Records for the exercise:
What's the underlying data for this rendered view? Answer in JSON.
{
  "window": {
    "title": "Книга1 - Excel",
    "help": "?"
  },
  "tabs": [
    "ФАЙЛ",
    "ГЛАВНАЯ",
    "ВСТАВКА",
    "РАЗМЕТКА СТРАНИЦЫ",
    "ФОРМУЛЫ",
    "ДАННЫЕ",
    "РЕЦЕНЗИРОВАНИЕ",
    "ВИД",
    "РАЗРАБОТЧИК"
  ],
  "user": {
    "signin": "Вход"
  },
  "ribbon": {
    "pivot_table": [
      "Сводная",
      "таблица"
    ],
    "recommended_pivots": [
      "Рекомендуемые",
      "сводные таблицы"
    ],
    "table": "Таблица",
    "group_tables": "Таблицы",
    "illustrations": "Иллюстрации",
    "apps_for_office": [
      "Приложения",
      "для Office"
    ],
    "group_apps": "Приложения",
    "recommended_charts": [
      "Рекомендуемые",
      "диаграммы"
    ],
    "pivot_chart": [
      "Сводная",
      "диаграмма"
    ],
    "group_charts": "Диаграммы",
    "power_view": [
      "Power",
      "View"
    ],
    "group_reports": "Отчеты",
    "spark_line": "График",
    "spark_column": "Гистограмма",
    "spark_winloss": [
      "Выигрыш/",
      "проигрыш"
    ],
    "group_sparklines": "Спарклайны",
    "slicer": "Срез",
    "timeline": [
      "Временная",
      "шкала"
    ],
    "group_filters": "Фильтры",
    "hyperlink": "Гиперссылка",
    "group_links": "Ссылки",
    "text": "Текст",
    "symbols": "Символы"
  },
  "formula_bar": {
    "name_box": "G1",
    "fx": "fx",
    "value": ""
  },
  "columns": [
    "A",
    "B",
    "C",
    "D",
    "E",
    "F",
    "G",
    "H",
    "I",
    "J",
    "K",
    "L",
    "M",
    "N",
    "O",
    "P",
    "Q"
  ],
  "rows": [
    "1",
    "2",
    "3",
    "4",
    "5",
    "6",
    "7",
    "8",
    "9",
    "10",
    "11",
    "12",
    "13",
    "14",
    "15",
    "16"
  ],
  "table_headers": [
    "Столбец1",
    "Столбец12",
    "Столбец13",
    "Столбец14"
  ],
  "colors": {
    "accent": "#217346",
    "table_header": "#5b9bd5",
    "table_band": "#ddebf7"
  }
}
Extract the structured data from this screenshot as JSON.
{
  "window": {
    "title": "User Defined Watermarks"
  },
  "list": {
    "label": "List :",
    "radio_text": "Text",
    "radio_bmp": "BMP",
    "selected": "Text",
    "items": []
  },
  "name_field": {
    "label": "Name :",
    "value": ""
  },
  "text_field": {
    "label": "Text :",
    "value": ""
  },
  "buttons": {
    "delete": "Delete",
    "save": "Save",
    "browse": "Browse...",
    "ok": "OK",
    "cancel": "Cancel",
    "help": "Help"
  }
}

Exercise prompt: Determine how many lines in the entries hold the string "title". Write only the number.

Solution to this problem: 2